Progress

 

 

Editor’s Note: The opinions expressed in this article are of the author’s and do not necessarily represent those of USA Boxing.

 

I didn’t know what to expect when I was asked to serve on the R/J Commission back in November of 2016.  What I did know was there was an officiating crisis in amateur boxing and fixing it was critical to the success of our sport.  Boxers and coaches deserve better decisions.


The R/J Commission is tasked with educating all USA Boxing officials.  There are more than 10 thousand officials and over 50 LBC Chiefs of Officials across the country.


When we began in November of 2016 there had been another round of rules changes through USA Boxing and AIBA, the International Boxing Association.  We were in the process of developing a new national rulebook with AIBA approval.  In addition to many rules changes, scoring had recently gone from counting punches to a 10-point must system and the scoring criteria had changed.  Many officials and coaches across the country had not been educated on the changes and most were frustrated with what seemed to be ongoing changes in the rules.


Under the leadership of the R/J Commission Chair, Shawn Reese the commission began to work on providing more resources for education including officials manuals, infographics, and training videos.  We began to work on ways to evaluate judges and referees and hold them accountable for performance.  We knew there had to be consistency in training so boxers and coaches would have the same experience whether they were at a local smoker or at a national tournament.  With over 50 LBC Chiefs of Officials with varying resources available to them this would be a challenge.


I believe we have made progress toward our goal.  There is an updated national rulebook, a manual for judges and referees, and a manual for COO’s.  There are various other training materials including clinics which are standardized with teaching guides to create consistency.  These clinics take about twice as long as prior clinics to complete.  There are new procedures in place to rank officials nationally so there is competition among officials to be better.

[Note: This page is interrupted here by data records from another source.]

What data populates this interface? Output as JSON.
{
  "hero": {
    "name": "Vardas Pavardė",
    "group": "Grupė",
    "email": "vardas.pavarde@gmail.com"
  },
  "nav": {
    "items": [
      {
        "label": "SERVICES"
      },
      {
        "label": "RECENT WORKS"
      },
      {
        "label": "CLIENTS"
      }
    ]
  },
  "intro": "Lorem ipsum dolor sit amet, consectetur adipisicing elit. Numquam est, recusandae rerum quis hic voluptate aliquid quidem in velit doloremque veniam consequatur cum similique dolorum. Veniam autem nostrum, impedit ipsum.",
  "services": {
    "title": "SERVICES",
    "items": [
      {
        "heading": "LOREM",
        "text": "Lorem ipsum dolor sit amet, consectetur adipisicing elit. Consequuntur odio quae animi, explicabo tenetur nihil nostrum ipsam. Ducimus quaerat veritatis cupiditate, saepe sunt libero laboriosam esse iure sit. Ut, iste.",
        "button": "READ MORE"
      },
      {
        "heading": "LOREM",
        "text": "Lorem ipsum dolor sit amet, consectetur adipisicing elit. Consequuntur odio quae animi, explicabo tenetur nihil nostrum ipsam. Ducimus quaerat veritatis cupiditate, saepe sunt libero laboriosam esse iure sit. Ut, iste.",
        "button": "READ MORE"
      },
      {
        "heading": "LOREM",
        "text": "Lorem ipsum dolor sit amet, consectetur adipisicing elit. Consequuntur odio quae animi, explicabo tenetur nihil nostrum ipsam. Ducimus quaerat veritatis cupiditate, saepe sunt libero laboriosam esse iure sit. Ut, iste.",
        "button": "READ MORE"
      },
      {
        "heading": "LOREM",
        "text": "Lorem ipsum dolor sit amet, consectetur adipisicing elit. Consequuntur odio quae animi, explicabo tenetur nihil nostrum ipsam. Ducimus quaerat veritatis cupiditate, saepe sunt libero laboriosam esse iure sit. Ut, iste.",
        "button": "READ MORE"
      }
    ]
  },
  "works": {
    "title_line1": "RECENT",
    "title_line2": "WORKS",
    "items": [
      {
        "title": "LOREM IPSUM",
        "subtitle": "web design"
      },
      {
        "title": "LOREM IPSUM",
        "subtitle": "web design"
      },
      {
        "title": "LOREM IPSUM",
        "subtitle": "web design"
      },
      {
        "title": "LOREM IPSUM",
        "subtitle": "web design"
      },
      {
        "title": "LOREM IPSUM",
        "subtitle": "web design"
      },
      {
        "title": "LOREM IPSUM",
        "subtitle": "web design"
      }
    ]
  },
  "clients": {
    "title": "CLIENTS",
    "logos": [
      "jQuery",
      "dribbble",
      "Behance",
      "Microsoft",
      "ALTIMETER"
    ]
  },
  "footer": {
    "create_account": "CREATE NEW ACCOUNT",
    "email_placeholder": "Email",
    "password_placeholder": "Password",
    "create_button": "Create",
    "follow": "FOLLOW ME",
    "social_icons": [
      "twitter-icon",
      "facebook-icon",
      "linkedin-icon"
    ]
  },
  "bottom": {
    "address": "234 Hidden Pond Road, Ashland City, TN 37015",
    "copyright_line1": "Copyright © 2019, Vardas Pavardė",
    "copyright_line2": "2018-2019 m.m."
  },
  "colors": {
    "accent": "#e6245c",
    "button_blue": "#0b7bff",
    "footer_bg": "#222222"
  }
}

We have updated tests to reflect rules changes and be more challenging.  For officials to be successful they will have to know the rulebook.   I’m not sure how far along we are in accomplishing our goal but we realize we are not finished and will continue to work hard.


I have had a wonderful experience with the R/J Commission.  They are great boxing people, like all boxing people.  I expected that.  What I didn’t expect was the size of the job in front of us.  Recently our Chairman said that if officiating is lacking it is the commission’s responsibility and we have failed.  I think this is a healthy attitude and most officials across the country share it.  I want boxers and coaches to know that we are working hard to deliver better officiating.


Chris Walden.